This film is trippin’! It may not garner any Oscar nominations, but it’s definitely the most fun option of the week for anyone in the mood for a comedic escape. Girls Trip delivers what Rough Night failed to just a few weeks ago… and that’s a raunchy yet relatable female ensemble comedy in the spirit of the highly-successful Bridesmaids.

Allied

Allied is a good ol’ fashioned romantic thriller starring Brad Pitt and Academy-Award winning actress Marion Cotillard (La Vie en rose) as Max and Marianne, a Canadian intelligence officer and French resistance fighter who are thrown together for a dangerous, top-secret mission behind enemy lines in 1942 North Africa. They fall in love awfully fast, but it seems real enough. They get married. Start a family. Gaze adoringly into each other’s eyes. Until one day, Max is told that Marion is actually a German spy, and if the proof is substantiated, he must kill her. Ouch.

Hacksaw Ridge

Hacksaw Ridge is a decent movie that sheds light on a great, little-known story about a war hero who never touched a gun. The film has something for just about everyone — religious convictions for the faith-based crowd, romance for the chick-flick crowd, and (very) intense battlefield scenes for the macho crowd. It’s a hybrid that in many ways feels like a composite of a bunch of war movies we’ve seen before. But it finds its unique sweet spot in the character of Desmond Doss, played by Andrew Garfield (99 Homes, Spider-Man).

The Innocents

The Innocents is a brutally beautiful film based on the true story of a young woman doctor sent to Poland with the French Red Cross to aid survivors of the concentration camps after WWII. She reluctantly agrees to help a local nun only to discover a convent filled with pregnant sisters, shamed victims of the victorious Soviet soldiers’ horrifying gang rapes. Co-written and directed by Anne Fontaine (Coco Before Channel) the film is a multi-layered exploration of faith tested to its limits. But fear not! It is not a downer flick. It is thoughtful and ultimately uplifting.

The Monuments Men

It was hard not to wonder WHY the release of The Monuments Men was delayed by several months, missing out on the awards-season bru-ha-ha. Now I (think I) know. It simply isn’t good enough. It’s not bad by any means, but it is disappointing, especially when you consider the raw materials that included an interesting story and an A-list cast led by George Clooney, who also directed the film.

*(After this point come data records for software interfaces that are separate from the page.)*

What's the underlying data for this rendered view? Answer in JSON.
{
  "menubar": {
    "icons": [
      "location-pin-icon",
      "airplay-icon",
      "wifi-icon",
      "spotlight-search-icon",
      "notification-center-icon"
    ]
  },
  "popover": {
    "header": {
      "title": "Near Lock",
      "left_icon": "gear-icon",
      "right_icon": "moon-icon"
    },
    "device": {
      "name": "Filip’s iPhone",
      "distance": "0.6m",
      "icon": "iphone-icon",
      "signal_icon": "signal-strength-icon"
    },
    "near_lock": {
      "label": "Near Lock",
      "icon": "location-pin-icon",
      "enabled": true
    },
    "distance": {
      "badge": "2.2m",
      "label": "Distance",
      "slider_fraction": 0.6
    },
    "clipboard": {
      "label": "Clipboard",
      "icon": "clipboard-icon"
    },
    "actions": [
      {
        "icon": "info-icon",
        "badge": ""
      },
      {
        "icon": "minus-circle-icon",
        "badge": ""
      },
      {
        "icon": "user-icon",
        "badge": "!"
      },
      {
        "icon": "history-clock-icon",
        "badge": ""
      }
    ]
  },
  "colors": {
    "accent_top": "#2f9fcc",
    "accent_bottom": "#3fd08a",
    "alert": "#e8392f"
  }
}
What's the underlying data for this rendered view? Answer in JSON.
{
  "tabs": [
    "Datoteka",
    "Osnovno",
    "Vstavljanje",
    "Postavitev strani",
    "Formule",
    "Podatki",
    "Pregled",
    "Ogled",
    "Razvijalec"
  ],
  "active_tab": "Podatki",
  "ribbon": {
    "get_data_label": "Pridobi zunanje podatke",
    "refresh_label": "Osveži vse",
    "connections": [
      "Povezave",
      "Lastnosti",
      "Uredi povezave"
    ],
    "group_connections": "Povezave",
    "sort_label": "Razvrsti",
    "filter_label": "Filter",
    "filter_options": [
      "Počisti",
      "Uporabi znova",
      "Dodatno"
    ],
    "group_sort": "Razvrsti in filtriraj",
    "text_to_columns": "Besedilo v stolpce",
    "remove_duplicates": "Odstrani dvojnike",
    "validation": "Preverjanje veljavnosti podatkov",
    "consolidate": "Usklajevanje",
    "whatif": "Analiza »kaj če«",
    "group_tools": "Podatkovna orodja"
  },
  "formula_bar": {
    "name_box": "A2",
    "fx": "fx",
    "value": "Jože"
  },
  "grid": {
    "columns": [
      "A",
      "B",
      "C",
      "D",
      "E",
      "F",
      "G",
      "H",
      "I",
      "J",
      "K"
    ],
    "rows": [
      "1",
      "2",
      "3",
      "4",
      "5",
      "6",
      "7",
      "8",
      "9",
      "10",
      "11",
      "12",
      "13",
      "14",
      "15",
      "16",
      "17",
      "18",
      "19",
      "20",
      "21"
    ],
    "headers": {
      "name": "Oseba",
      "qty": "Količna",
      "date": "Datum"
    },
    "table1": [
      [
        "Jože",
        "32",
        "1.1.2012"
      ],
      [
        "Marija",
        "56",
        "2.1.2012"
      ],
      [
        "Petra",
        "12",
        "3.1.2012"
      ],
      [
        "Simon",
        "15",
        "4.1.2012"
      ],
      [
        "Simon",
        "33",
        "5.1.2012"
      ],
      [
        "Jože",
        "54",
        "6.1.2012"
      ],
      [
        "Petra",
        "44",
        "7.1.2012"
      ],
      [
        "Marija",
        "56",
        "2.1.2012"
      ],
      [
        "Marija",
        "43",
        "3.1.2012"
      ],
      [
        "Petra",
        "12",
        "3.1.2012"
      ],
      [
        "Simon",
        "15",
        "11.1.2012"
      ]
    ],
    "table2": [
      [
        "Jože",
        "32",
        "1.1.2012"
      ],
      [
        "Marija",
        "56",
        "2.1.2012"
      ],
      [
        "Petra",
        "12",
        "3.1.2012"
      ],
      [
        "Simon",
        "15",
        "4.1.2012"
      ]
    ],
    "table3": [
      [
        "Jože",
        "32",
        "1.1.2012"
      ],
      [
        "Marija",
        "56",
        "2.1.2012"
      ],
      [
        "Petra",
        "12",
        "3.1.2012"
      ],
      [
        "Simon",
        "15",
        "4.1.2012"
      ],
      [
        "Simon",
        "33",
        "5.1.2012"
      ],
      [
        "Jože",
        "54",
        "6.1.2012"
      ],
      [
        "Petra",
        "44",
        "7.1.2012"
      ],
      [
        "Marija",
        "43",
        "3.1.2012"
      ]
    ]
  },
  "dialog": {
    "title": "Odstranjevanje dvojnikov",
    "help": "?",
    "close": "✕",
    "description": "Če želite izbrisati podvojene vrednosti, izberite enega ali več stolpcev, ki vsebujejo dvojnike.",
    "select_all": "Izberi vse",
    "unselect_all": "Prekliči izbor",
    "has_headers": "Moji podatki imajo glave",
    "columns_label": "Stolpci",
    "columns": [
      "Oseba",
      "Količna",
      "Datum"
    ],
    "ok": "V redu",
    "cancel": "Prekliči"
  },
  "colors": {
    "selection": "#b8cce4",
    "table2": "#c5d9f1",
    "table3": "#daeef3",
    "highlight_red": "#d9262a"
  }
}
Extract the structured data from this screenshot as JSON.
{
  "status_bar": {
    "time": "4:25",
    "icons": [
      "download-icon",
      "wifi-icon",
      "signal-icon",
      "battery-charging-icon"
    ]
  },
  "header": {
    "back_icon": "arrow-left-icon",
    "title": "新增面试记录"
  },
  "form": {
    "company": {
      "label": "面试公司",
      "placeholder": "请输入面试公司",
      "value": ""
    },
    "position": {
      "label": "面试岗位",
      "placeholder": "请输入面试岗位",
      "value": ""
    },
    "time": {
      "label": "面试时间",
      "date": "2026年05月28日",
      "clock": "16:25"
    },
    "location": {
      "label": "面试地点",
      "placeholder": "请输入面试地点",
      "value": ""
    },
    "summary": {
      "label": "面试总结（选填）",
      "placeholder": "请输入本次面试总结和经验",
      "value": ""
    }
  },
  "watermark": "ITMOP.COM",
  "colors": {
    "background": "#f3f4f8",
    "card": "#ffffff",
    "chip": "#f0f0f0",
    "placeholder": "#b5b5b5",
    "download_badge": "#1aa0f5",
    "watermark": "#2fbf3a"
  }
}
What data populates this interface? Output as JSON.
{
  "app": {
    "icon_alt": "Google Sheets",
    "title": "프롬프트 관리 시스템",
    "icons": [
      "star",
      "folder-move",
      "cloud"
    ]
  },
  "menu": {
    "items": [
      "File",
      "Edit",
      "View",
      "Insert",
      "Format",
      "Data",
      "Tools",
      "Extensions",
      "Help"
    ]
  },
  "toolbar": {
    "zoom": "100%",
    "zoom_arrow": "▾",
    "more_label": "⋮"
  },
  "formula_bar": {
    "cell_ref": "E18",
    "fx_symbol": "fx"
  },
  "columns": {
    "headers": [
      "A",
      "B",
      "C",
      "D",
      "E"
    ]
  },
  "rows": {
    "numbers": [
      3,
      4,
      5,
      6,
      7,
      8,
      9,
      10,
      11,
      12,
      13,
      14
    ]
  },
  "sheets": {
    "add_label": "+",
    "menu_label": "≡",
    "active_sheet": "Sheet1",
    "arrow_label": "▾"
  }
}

The Monuments Men is based on the true story of an unlikely platoon of soldiers– museum directors, architects, artists, curators and art historians – who went to the front lines during World War II to help rescue, preserve and return some of the world’s greatest artistic masterpieces, jeopardized by Nazi thieves.